*Your goal*
From the entries below, copy out every line with "label" in it.
[Recorded information — start]
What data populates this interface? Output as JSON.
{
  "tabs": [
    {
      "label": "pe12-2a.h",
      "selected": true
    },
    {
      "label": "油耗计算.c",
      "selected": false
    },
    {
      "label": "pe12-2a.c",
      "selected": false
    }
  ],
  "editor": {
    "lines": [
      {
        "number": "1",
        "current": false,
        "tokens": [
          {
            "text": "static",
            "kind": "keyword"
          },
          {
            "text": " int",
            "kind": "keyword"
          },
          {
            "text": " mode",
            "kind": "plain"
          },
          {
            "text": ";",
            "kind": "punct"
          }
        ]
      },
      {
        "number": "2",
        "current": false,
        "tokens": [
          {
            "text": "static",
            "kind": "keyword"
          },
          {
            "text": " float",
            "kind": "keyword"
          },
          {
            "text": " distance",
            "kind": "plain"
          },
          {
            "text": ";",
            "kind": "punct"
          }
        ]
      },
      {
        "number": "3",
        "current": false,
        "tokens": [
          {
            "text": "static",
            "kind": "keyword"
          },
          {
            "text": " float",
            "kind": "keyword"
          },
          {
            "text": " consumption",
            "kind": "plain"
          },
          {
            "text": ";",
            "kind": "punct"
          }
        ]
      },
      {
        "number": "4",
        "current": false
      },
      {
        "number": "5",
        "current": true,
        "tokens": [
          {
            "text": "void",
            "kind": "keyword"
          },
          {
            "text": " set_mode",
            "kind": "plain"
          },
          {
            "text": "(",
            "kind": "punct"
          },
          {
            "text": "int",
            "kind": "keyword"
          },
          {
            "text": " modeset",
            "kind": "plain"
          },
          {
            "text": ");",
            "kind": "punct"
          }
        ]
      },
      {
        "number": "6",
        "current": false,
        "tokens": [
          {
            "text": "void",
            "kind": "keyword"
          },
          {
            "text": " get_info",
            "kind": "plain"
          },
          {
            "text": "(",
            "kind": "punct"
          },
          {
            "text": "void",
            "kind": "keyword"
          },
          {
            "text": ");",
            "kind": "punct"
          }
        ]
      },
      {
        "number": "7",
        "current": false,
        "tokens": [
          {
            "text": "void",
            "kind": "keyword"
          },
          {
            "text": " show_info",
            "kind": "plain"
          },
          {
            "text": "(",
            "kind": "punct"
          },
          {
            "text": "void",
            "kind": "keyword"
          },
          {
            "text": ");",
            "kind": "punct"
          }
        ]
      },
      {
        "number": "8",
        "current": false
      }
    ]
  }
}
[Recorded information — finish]
*Answer box*
      "label": "pe12-2a.h",
      "label": "油耗计算.c",
      "label": "pe12-2a.c",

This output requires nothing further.